CHANCE OF MAKING THAT GOAL: Despite a nice Spring Training season, not great. That said, all it would take is an injury and a hot streak for Cabrera to earn a second life.
SOMETHING YOU MIGHT NOT BE THINKING ABOUT: Relative to the league average, Cabrera’s 641 OPS of last season represented the second-worst by a Yankees outfielder in the history of the team. The only outfielder with a weaker season relative to the league was Jake Powell in 1937. When he hit .263/.314/.364 in 400 PA, the league hit .290/.365/.432. Powell was also one of the worst characters to ever wear Yankees pinstripes, so Cabrera has that over him too.
ANOTHER THING YOU MIGHT NOT BE THINKING ABOUT: Steve Whitaker, Bill Robinson … Sometimes players don’t develop the way you think or hope they will.
THE AROUND (AND ABOUT)
? A terrific pitcher’s duel between Johan Santana and Josh Johnson was marred by a dropped fly by Mets left fielder Daniel Murphy, the run scoring on the play being the difference in the game.
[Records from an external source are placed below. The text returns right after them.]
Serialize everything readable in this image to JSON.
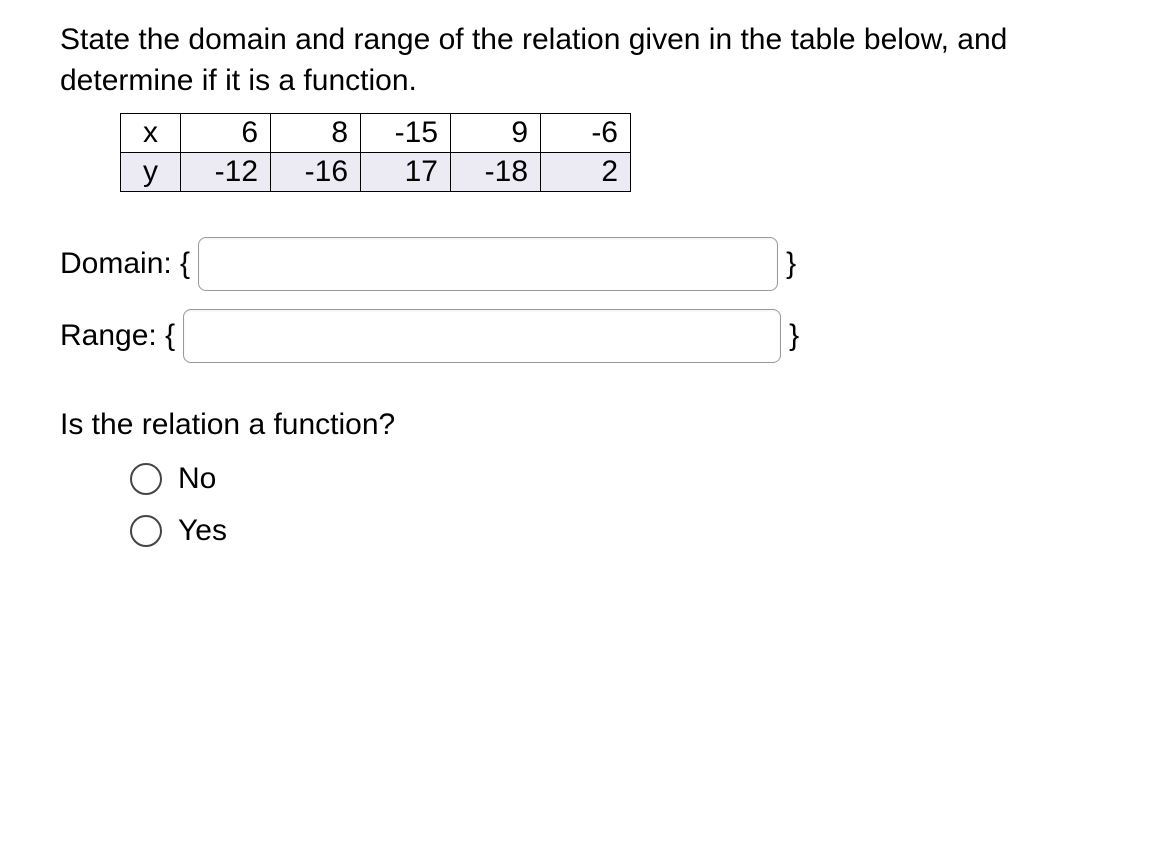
{
  "question": {
    "prompt": "State the domain and range of the relation given in the table below, and determine if it is a function."
  },
  "table": {
    "row_x": {
      "label": "x",
      "values": [
        "6",
        "8",
        "-15",
        "9",
        "-6"
      ]
    },
    "row_y": {
      "label": "y",
      "values": [
        "-12",
        "-16",
        "17",
        "-18",
        "2"
      ]
    }
  },
  "inputs": {
    "domain": {
      "label": "Domain: {",
      "close": "}",
      "value": ""
    },
    "range": {
      "label": "Range: {",
      "close": "}",
      "value": ""
    }
  },
  "sub_question": "Is the relation a function?",
  "options": {
    "no": "No",
    "yes": "Yes"
  }
}
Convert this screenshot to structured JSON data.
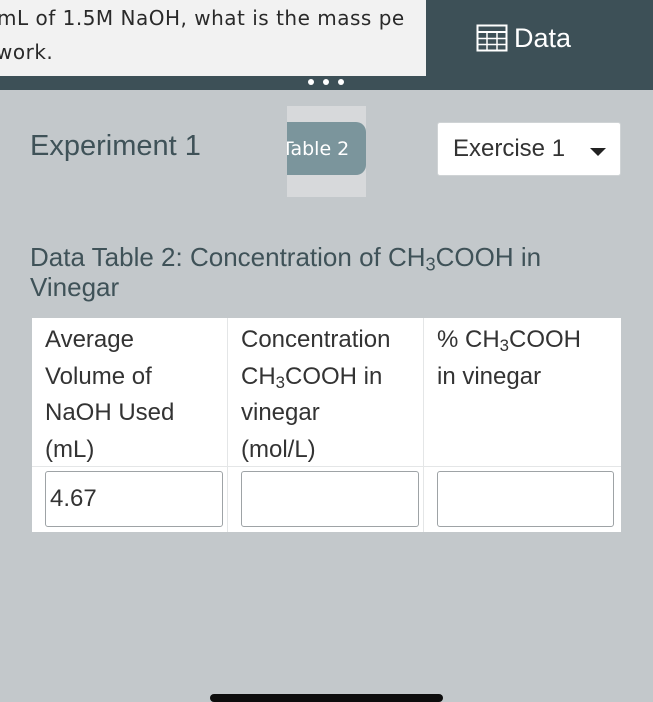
{
  "question": {
    "line1": "mL of 1.5M NaOH, what is the mass pe",
    "line2": "work."
  },
  "header": {
    "data_button_label": "Data",
    "data_button_icon": "table-grid-icon",
    "bar_color": "#3d5057"
  },
  "experiment_title": "Experiment 1",
  "tab": {
    "label": "Table 2"
  },
  "exercise_select": {
    "value": "Exercise 1"
  },
  "data_table": {
    "title": "Data Table 2: Concentration of CH3COOH in Vinegar",
    "headers": [
      [
        "Average",
        "Volume of",
        "NaOH Used",
        "(mL)"
      ],
      [
        "Concentration",
        "CH3COOH in",
        "vinegar",
        "(mol/L)"
      ],
      [
        "% CH3COOH",
        "in vinegar"
      ]
    ],
    "inputs": [
      "4.67",
      "",
      ""
    ]
  }
}
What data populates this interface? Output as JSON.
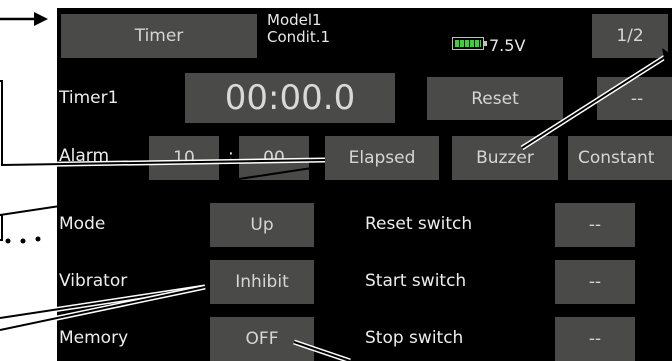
{
  "header": {
    "timer_tab": "Timer",
    "model_name": "Model1",
    "condition": "Condit.1",
    "voltage": "7.5V",
    "page_indicator": "1/2"
  },
  "timer": {
    "label": "Timer1",
    "display": "00:00.0",
    "reset_label": "Reset",
    "right_button": "--"
  },
  "alarm": {
    "label": "Alarm",
    "minutes": "10",
    "separator": ":",
    "seconds": "00",
    "elapsed_label": "Elapsed",
    "buzzer_label": "Buzzer",
    "constant_label": "Constant"
  },
  "settings": {
    "mode_label": "Mode",
    "mode_value": "Up",
    "vibrator_label": "Vibrator",
    "vibrator_value": "Inhibit",
    "memory_label": "Memory",
    "memory_value": "OFF",
    "reset_switch_label": "Reset switch",
    "reset_switch_value": "--",
    "start_switch_label": "Start switch",
    "start_switch_value": "--",
    "stop_switch_label": "Stop switch",
    "stop_switch_value": "--"
  },
  "colors": {
    "screen_bg": "#000000",
    "button_bg": "#4a4a48",
    "battery_green": "#3ed03e"
  }
}
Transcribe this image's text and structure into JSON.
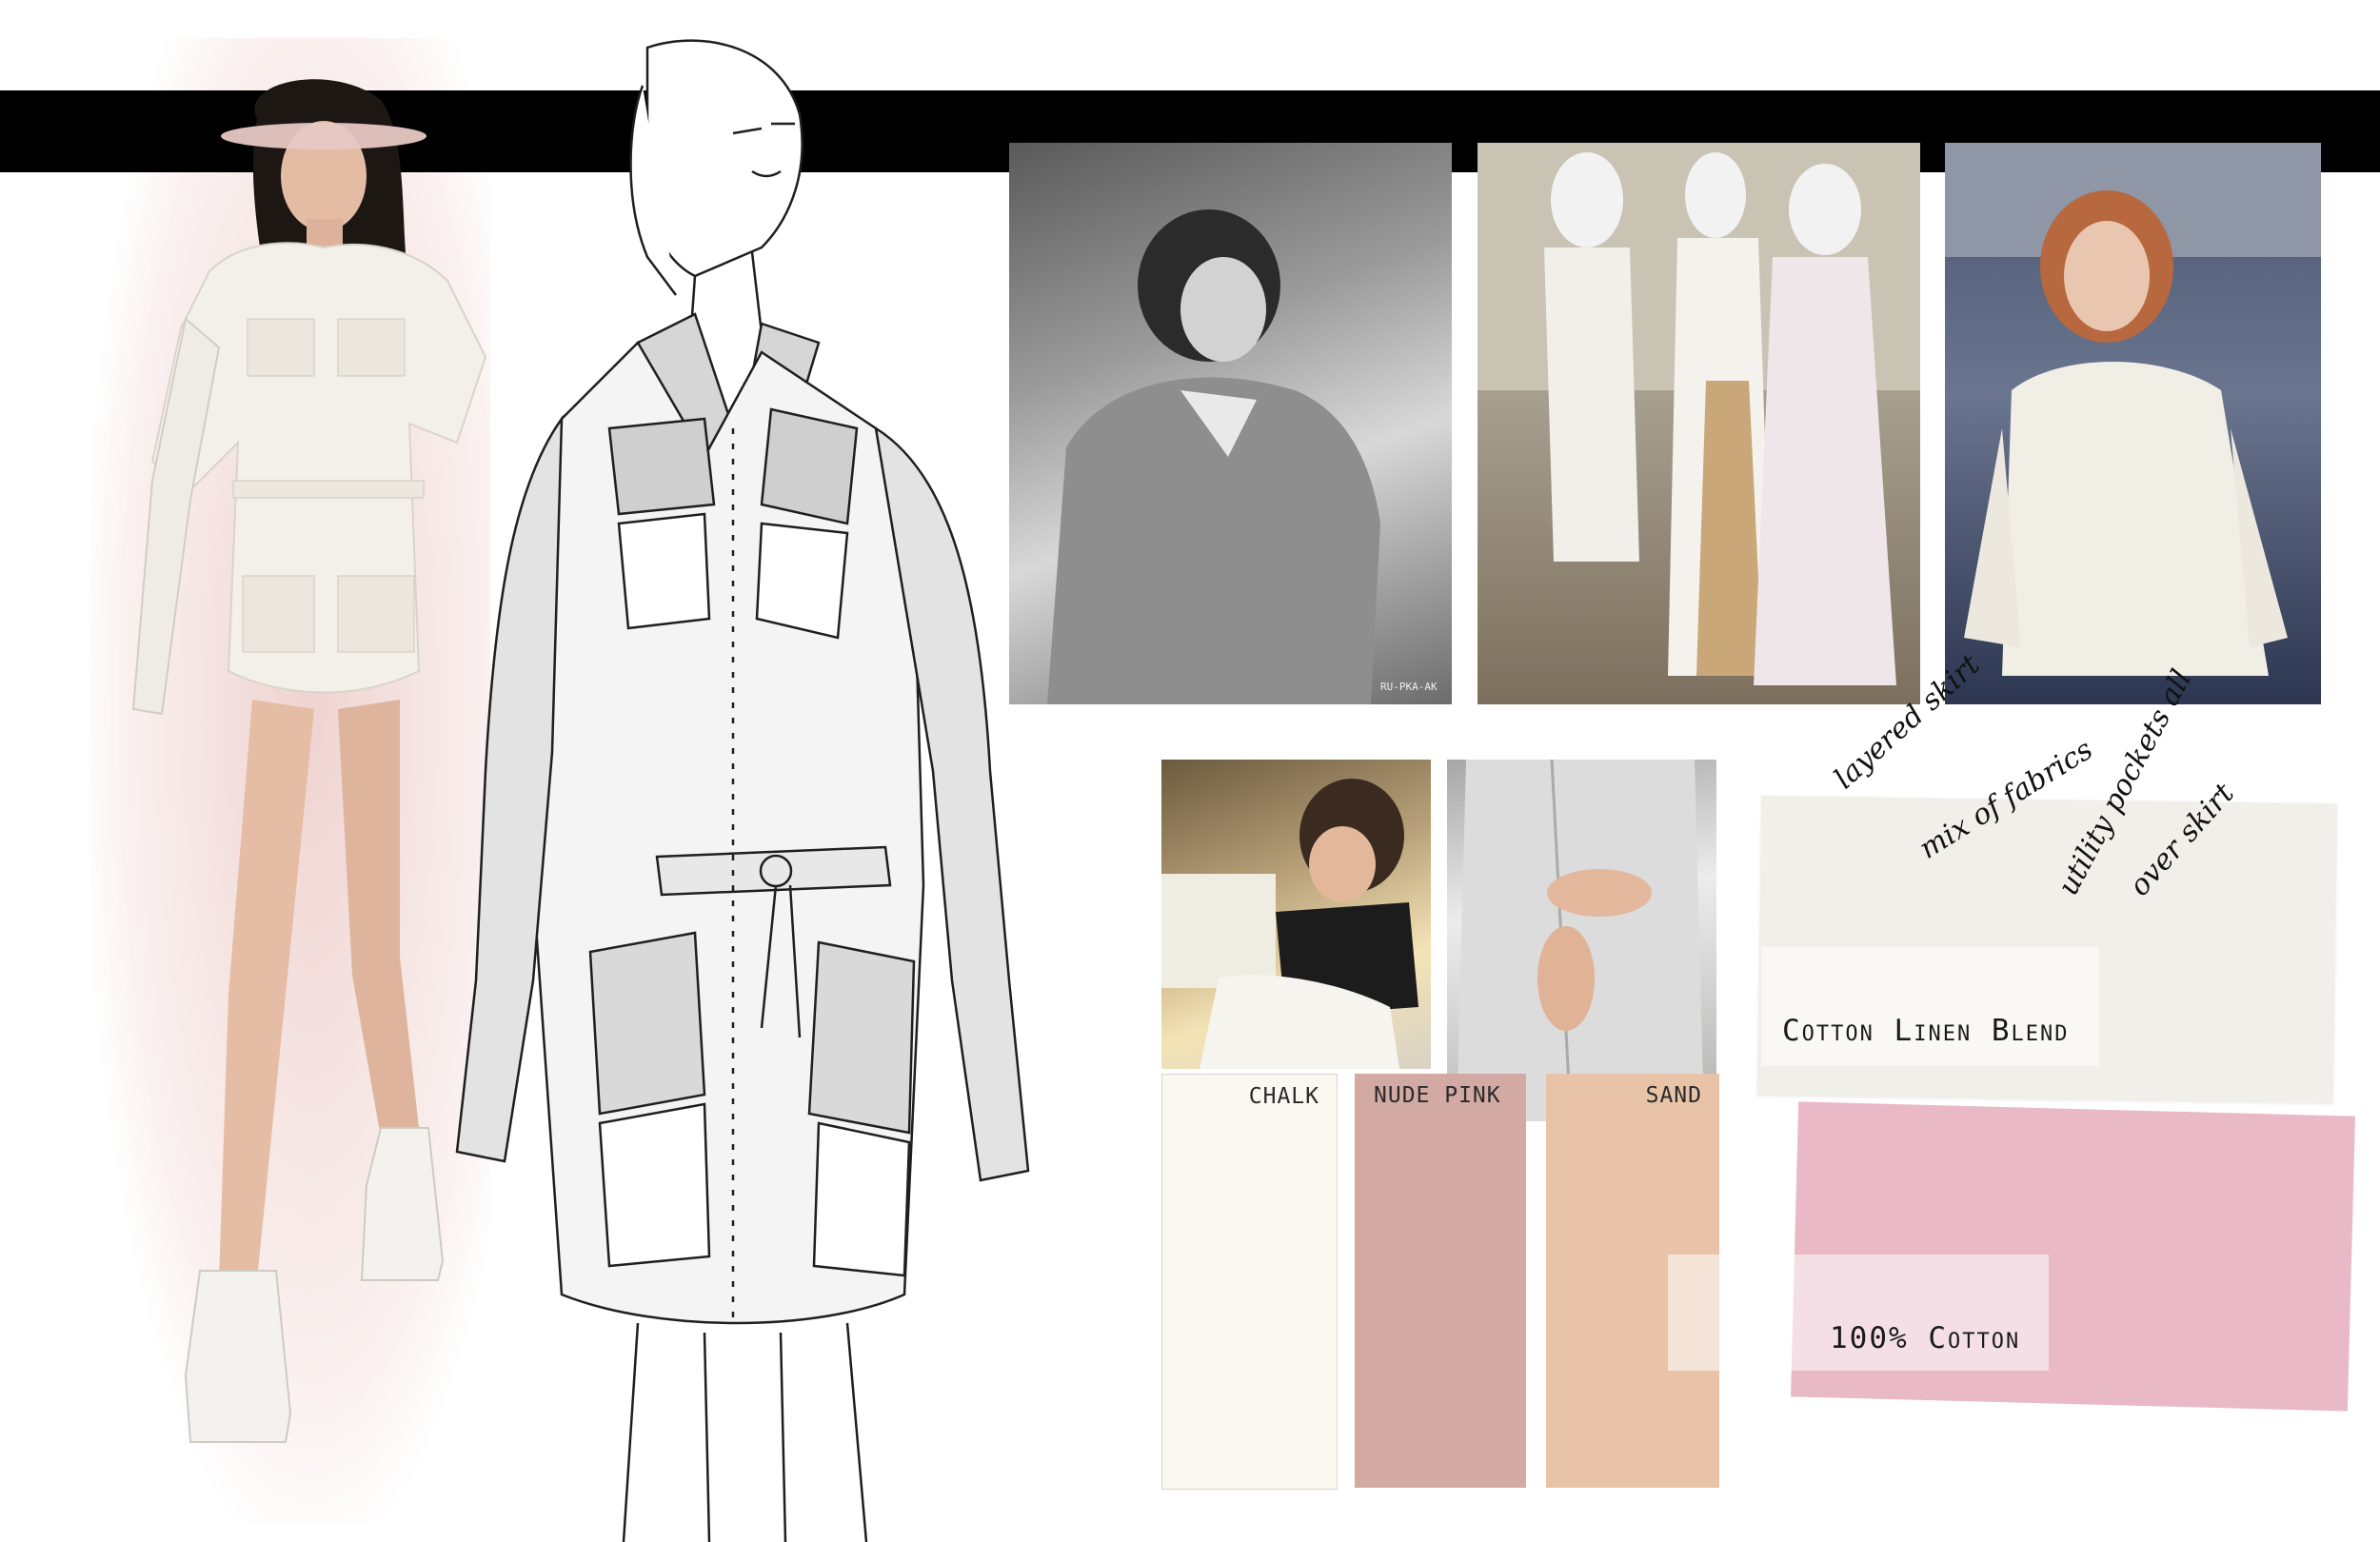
{
  "colors": {
    "band": "#000000",
    "chalk": "#fbf8f1",
    "nude_pink": "#d2aaa3",
    "sand": "#e9c3a8",
    "linen_fabric": "#f1efe9",
    "cotton_fabric": "#e9b9c7",
    "wash": "#e6b7b2"
  },
  "swatches": [
    {
      "label": "CHALK",
      "color": "#fbf8f1"
    },
    {
      "label": "NUDE PINK",
      "color": "#d2aaa3"
    },
    {
      "label": "SAND",
      "color": "#e9c3a8"
    }
  ],
  "fabrics": {
    "linen_label": "Cotton Linen Blend",
    "cotton_label": "100% Cotton"
  },
  "notes": {
    "note1": "layered skirt",
    "note2": "mix of fabrics",
    "note3": "utility pockets all",
    "note4": "over skirt"
  },
  "photo_caption": "RU-PKA-AK"
}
Murphy can hit a bit, but maybe not enough to make up for his being a transplanted corner infielder lacking the experience and instincts for his position. I don’t mean to condemn the lad based on one play, but the quality of his offense is unlikely to be strong enough that it makes up for a Greg Luzinski-like performance in left. In this instance, Murphy didn’t so much take a route to the ball as make vague plans to meet it halfway. Santana struck out 13 and lost. Meanwhile, Johnson had a one-run complete game, his second good start in a row.
? The New Waners, Andy and Adam LaRoche, are 0-for-14 and 3-for-22, respectively. The latter comes around, we know that, but the former has failed to hit in several tries now, so he’s going to have a shorter rope. He will hit, eventually, though maybe not today for this team.
? Headline on the Nats page at MLB.com: “Tickets still available for home opener.” Y’think? Step right up for your “L
egacy of Jim Bowden” seats. Helpings of crow delivered right to your box by our helpless wait staff … Adam Dunn is batting .333 with a Major League-leading 10 walks. Maybe they could flip him now. Parenthetically, no Yankee has drawn more than four walks, and that Yankee is Robinson Cano. The whole thing is disturbing.
? Thirty-seven pitchers have already made four appearances, and one, Carlos Marmol of the Cubs, has appeared five times. You wonder if these fellows are going to have any kind of stuff left come the All-Star break. Heck, come May.
? The bench-clearing incident in Los Angeles between the Angels and the Red Sox was really on the umpires. The umpires are supposed to enforce a timely delivery to home plate by the pitcher. Josh Beckett didn’t do that. They’re also not supposed to grant time, or at least are not forced to, so that the hitter can make his own point and step out on the pitcher, but they never, ever refuse to do that. Thus when Bobby Abreu asked for and got time at the last possible second, Beckett was enraged. Even if this seems like a legitimate response to Beckett’s tardiness in making a pitch, the umpire should not have compounded his first error with another by granting time.
? Which hot start is more perplexing? The Mariners being 5-2, or the Padres being 5-2?